Monday, April 07, 2008
The Whale Chase
I was going to skip the Redwoods and just go straight over to Newport, but couldn't do it in the end. Hiking these forests and standing in their rainy, cathedral-like silence was too important to pass by without a reason better than an unfocused desire to make good time.
A child of wood and sap, alive within the tree.
So much for March going out like a mild-mannered ruminant.
The rough weather was enough to keep the migrating gray whales far off the shore, but during a few calm interludes, there were visible flukes and the occasional triple pattern spouts of the great beasts coming up for air.
The Sea Gypsy
By Richard Hovey
I am fevered with the sunset
I am fretful with the bay
For the wander-thirst is on me
And my soul is in Cathy.
There’s a schooner in the offing,
Wither her topsails shot with fire,
And my heart has gone aboard her

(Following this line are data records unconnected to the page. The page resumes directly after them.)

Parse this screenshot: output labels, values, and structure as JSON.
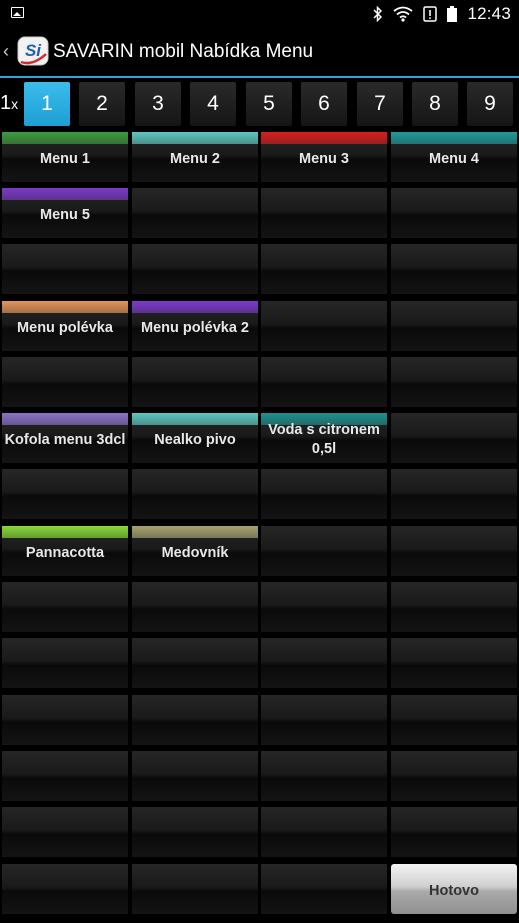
{
  "status_bar": {
    "time": "12:43",
    "icons": [
      "image-icon",
      "bluetooth-icon",
      "wifi-icon",
      "alert-icon",
      "battery-icon"
    ]
  },
  "action_bar": {
    "back": "‹",
    "title": "SAVARIN mobil Nabídka Menu",
    "logo_text": "Si"
  },
  "accent_color": "#2ea7d8",
  "quantity": {
    "value": "1",
    "suffix": "x"
  },
  "pages": [
    "1",
    "2",
    "3",
    "4",
    "5",
    "6",
    "7",
    "8",
    "9"
  ],
  "active_page": "1",
  "menu_items": [
    {
      "label": "Menu 1",
      "color": "#3e9b3e"
    },
    {
      "label": "Menu 2",
      "color": "#5fc7c0"
    },
    {
      "label": "Menu 3",
      "color": "#d81e1e"
    },
    {
      "label": "Menu 4",
      "color": "#1f9a9a"
    },
    {
      "label": "Menu 5",
      "color": "#7a3ac8"
    },
    {
      "label": "Menu polévka",
      "color": "#e4955a"
    },
    {
      "label": "Menu polévka 2",
      "color": "#7a3ac8"
    },
    {
      "label": "Kofola menu 3dcl",
      "color": "#8a72c8"
    },
    {
      "label": "Nealko pivo",
      "color": "#5fc7c0"
    },
    {
      "label": "Voda s citronem 0,5l",
      "color": "#1f8f8f"
    },
    {
      "label": "Pannacotta",
      "color": "#86d93a"
    },
    {
      "label": "Medovník",
      "color": "#a6a26e"
    }
  ],
  "done_button": {
    "label": "Hotovo"
  }
}
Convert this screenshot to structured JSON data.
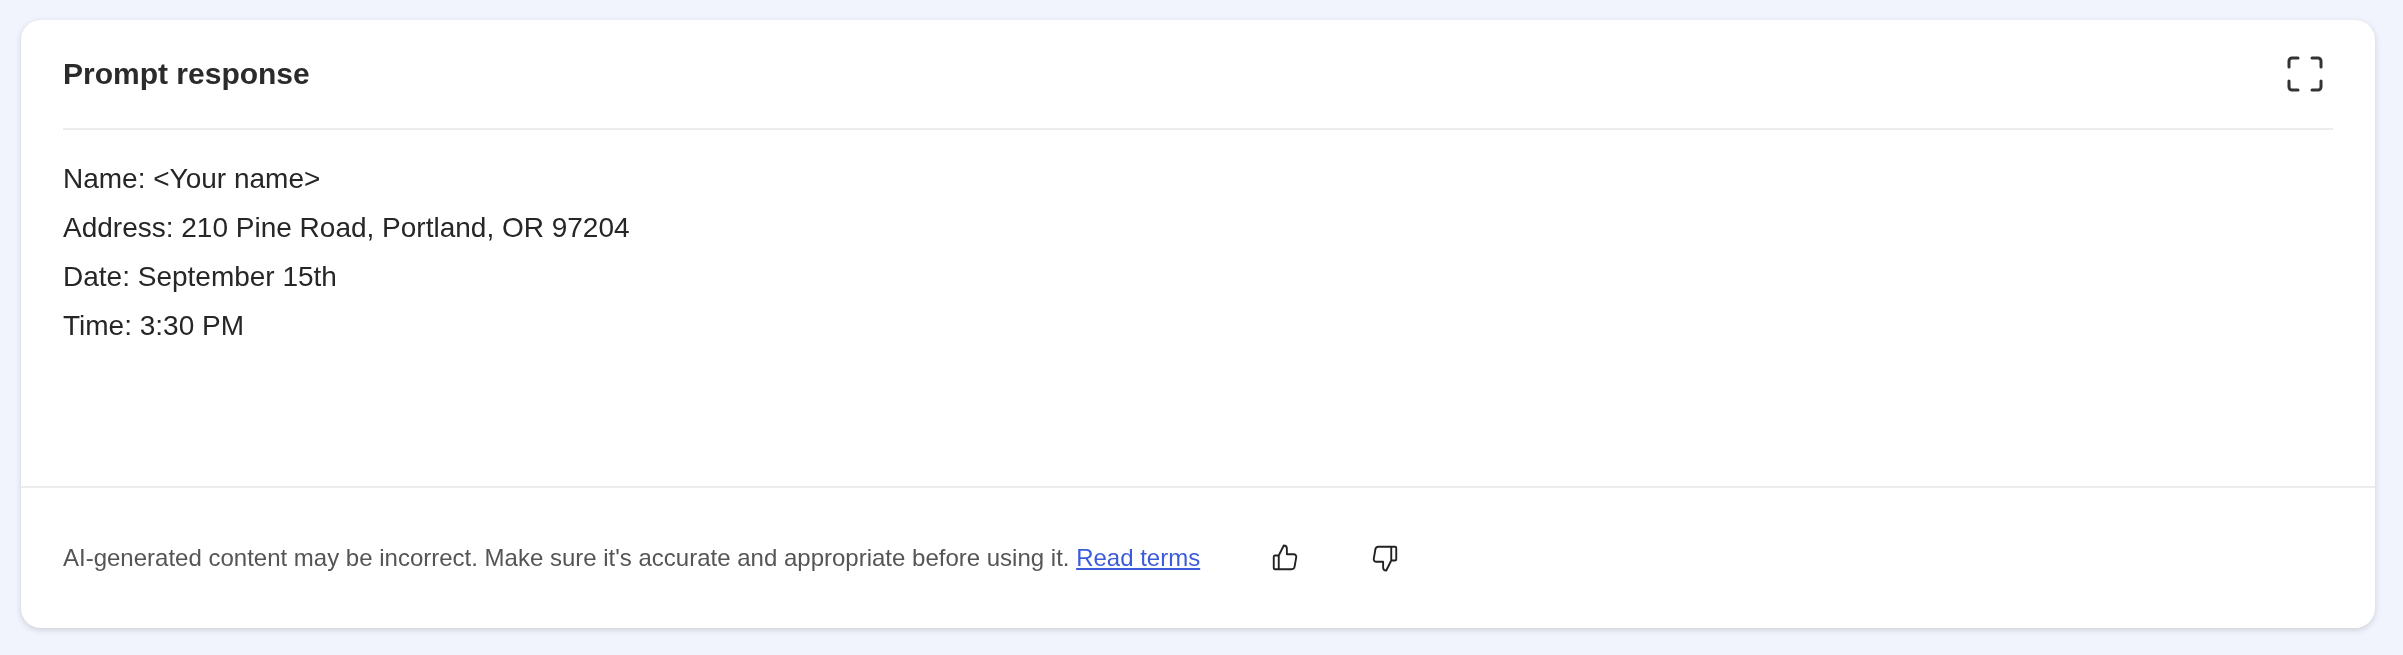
{
  "card": {
    "title": "Prompt response",
    "lines": [
      "Name: <Your name>",
      "Address: 210 Pine Road, Portland, OR 97204",
      "Date: September 15th",
      "Time: 3:30 PM"
    ],
    "footer": {
      "disclaimer": "AI-generated content may be incorrect. Make sure it's accurate and appropriate before using it.",
      "link": "Read terms"
    }
  }
}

For the Islands of Desire.
I must forth again to-morrow!
With the sunset I must be
Hull down on the rail of rapture
In the wonder of the sea.

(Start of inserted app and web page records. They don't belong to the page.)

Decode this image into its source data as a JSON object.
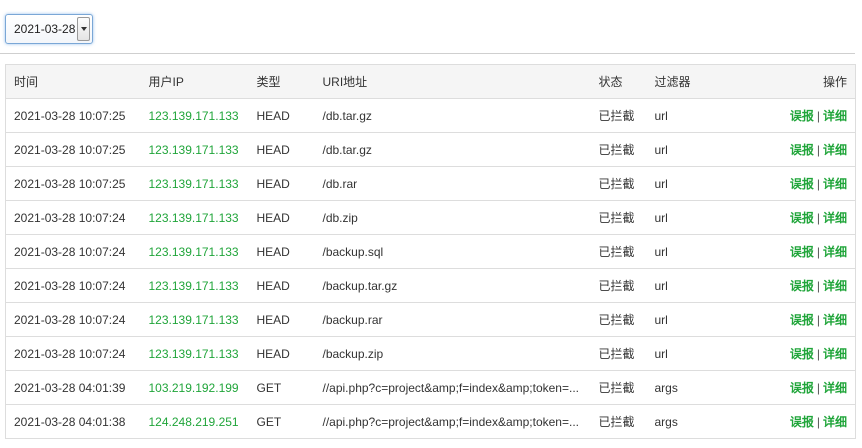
{
  "date_select": {
    "value": "2021-03-28"
  },
  "table": {
    "headers": [
      "时间",
      "用户IP",
      "类型",
      "URI地址",
      "状态",
      "过滤器",
      "操作"
    ],
    "rows": [
      {
        "time": "2021-03-28 10:07:25",
        "ip": "123.139.171.133",
        "method": "HEAD",
        "uri": "/db.tar.gz",
        "status": "已拦截",
        "filter": "url",
        "op1": "误报",
        "sep": "|",
        "op2": "详细"
      },
      {
        "time": "2021-03-28 10:07:25",
        "ip": "123.139.171.133",
        "method": "HEAD",
        "uri": "/db.tar.gz",
        "status": "已拦截",
        "filter": "url",
        "op1": "误报",
        "sep": "|",
        "op2": "详细"
      },
      {
        "time": "2021-03-28 10:07:25",
        "ip": "123.139.171.133",
        "method": "HEAD",
        "uri": "/db.rar",
        "status": "已拦截",
        "filter": "url",
        "op1": "误报",
        "sep": "|",
        "op2": "详细"
      },
      {
        "time": "2021-03-28 10:07:24",
        "ip": "123.139.171.133",
        "method": "HEAD",
        "uri": "/db.zip",
        "status": "已拦截",
        "filter": "url",
        "op1": "误报",
        "sep": "|",
        "op2": "详细"
      },
      {
        "time": "2021-03-28 10:07:24",
        "ip": "123.139.171.133",
        "method": "HEAD",
        "uri": "/backup.sql",
        "status": "已拦截",
        "filter": "url",
        "op1": "误报",
        "sep": "|",
        "op2": "详细"
      },
      {
        "time": "2021-03-28 10:07:24",
        "ip": "123.139.171.133",
        "method": "HEAD",
        "uri": "/backup.tar.gz",
        "status": "已拦截",
        "filter": "url",
        "op1": "误报",
        "sep": "|",
        "op2": "详细"
      },
      {
        "time": "2021-03-28 10:07:24",
        "ip": "123.139.171.133",
        "method": "HEAD",
        "uri": "/backup.rar",
        "status": "已拦截",
        "filter": "url",
        "op1": "误报",
        "sep": "|",
        "op2": "详细"
      },
      {
        "time": "2021-03-28 10:07:24",
        "ip": "123.139.171.133",
        "method": "HEAD",
        "uri": "/backup.zip",
        "status": "已拦截",
        "filter": "url",
        "op1": "误报",
        "sep": "|",
        "op2": "详细"
      },
      {
        "time": "2021-03-28 04:01:39",
        "ip": "103.219.192.199",
        "method": "GET",
        "uri": "//api.php?c=project&amp;f=index&amp;token=...",
        "status": "已拦截",
        "filter": "args",
        "op1": "误报",
        "sep": "|",
        "op2": "详细"
      },
      {
        "time": "2021-03-28 04:01:38",
        "ip": "124.248.219.251",
        "method": "GET",
        "uri": "//api.php?c=project&amp;f=index&amp;token=...",
        "status": "已拦截",
        "filter": "args",
        "op1": "误报",
        "sep": "|",
        "op2": "详细"
      }
    ]
  },
  "colors": {
    "accent_green": "#20a53a",
    "select_focus": "#7aa7d6"
  }
}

Highway 101 at its best
One of the world’s largest sea caves, filled with a hundred or so barking sea lions.
My lighthouse shot, from the north side of the cave.
Uncovered by the storms and violence of this last winter, ghost forests.

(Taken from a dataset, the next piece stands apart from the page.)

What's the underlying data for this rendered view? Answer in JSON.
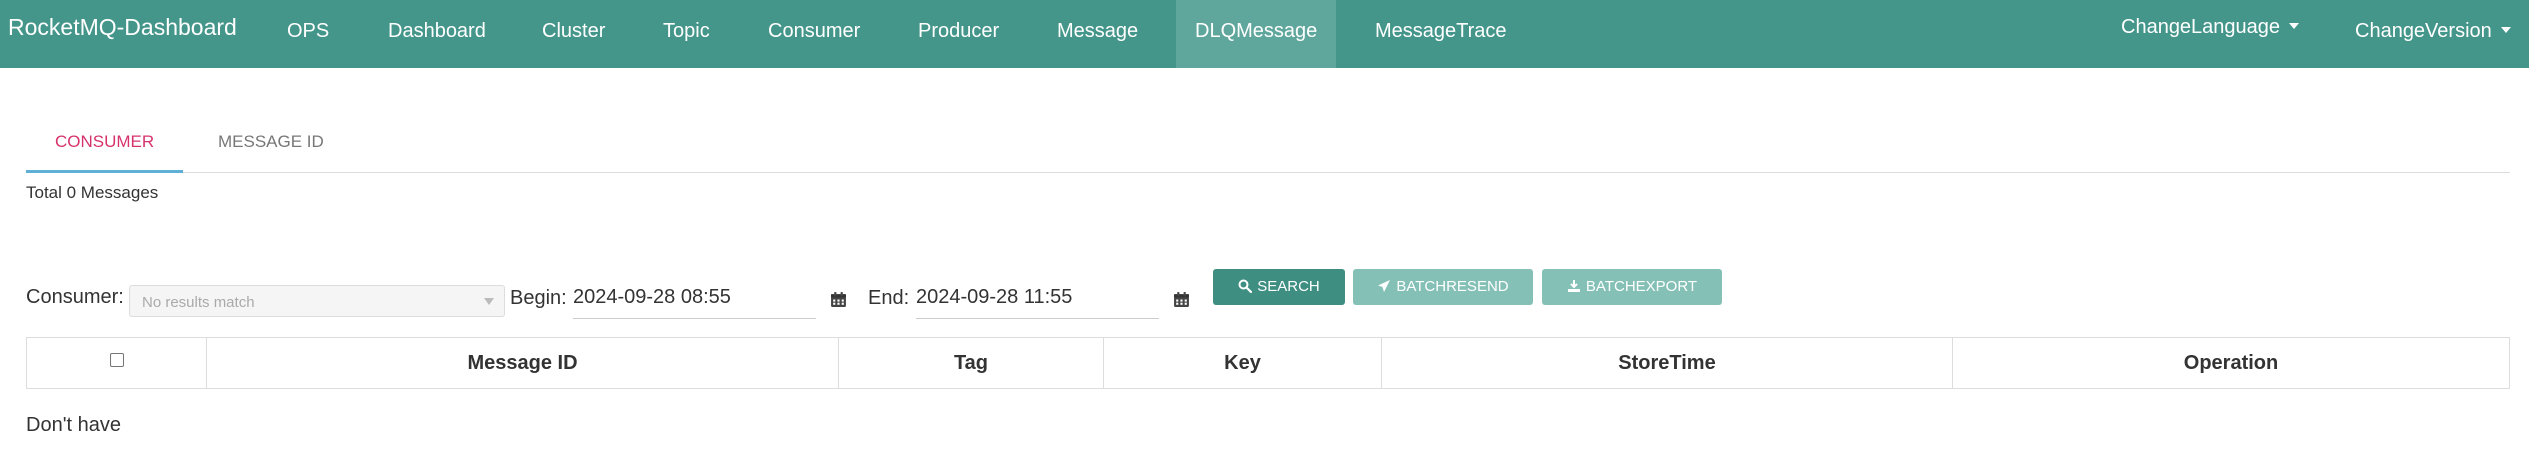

2,000 to 4,000 years old, these root systems and trunks belong to a forest, which appears to have been abruptly submerged by the sea several millennia ago.
The same beach last October
The Newport aquarium
Japanese spider crabs. Supposedly, these live for up to 100 years.
I picked Canary Row for my travel book because I wanted a novel about being somewhere, or about being just in general. My life has been way too much of a process this last year and not enough of an existence. Perhaps this is an unavoidable aspect of starting over again, from the ground up in almost every way.
Heading south into Hood River on the way home. I would like to scale Mt. Hood in the future when I take up mountain climbing again. It is such a gorgeous peak, one that has served as a landmark for many of my travels, whether seen from an airplane window when coming home from Europe or from the windshield of a car while journeying up and down the west coast region.
Overall a good, good trip — exactly what was needed. The interview at the research center seemed to go well, and I can easily see myself settling in Portland for the indefinite future if everything works out. It would be great to live in a location with a multitude of cultural and natural activities right outside my door and even more only minutes or a few hours away.